## Your objective
Note each line in the data holding the string "Mountain" and report it.

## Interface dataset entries

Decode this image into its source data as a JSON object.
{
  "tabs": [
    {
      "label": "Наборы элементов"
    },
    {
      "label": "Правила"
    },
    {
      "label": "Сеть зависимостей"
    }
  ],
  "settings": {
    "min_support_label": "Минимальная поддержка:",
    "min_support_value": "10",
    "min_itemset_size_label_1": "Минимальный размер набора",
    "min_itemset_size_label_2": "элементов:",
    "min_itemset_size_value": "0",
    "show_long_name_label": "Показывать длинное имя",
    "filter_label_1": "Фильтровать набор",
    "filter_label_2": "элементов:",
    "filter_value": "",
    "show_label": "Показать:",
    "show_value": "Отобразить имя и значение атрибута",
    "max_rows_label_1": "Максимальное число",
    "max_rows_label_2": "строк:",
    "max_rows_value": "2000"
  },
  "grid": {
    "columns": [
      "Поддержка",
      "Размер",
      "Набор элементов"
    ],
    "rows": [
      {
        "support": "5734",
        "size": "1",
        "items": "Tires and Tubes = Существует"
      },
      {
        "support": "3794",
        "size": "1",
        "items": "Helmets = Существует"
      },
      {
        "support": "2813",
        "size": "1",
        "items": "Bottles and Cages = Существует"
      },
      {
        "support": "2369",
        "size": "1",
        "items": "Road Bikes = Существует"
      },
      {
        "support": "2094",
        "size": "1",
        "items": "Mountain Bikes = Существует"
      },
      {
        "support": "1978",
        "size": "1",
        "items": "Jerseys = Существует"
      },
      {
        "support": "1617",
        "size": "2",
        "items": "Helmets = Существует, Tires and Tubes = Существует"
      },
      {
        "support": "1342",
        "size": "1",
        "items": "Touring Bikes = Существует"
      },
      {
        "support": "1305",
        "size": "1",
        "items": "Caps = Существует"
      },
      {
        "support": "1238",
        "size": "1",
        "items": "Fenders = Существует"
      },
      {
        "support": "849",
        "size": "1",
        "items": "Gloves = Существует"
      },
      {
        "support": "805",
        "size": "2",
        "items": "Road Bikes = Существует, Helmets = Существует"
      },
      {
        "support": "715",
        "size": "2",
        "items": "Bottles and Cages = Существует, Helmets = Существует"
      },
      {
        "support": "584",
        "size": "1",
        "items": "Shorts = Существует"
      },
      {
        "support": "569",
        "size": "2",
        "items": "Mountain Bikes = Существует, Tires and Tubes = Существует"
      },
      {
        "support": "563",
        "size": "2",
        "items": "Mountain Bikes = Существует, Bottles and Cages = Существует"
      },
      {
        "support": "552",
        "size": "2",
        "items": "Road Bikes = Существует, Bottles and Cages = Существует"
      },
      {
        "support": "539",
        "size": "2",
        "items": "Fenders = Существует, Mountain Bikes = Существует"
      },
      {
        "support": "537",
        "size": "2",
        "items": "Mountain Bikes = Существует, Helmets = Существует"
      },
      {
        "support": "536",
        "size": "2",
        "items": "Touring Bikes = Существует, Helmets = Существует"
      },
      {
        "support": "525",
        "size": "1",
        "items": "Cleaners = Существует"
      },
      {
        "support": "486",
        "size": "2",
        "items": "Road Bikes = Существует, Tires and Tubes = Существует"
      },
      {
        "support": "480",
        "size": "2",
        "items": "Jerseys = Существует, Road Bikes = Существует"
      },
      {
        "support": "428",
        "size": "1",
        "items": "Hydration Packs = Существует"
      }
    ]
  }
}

## Task output
        "items": "Mountain Bikes = Существует"
        "items": "Mountain Bikes = Существует, Tires and Tubes = Существует"
        "items": "Mountain Bikes = Существует, Bottles and Cages = Существует"
        "items": "Fenders = Существует, Mountain Bikes = Существует"
        "items": "Mountain Bikes = Существует, Helmets = Существует"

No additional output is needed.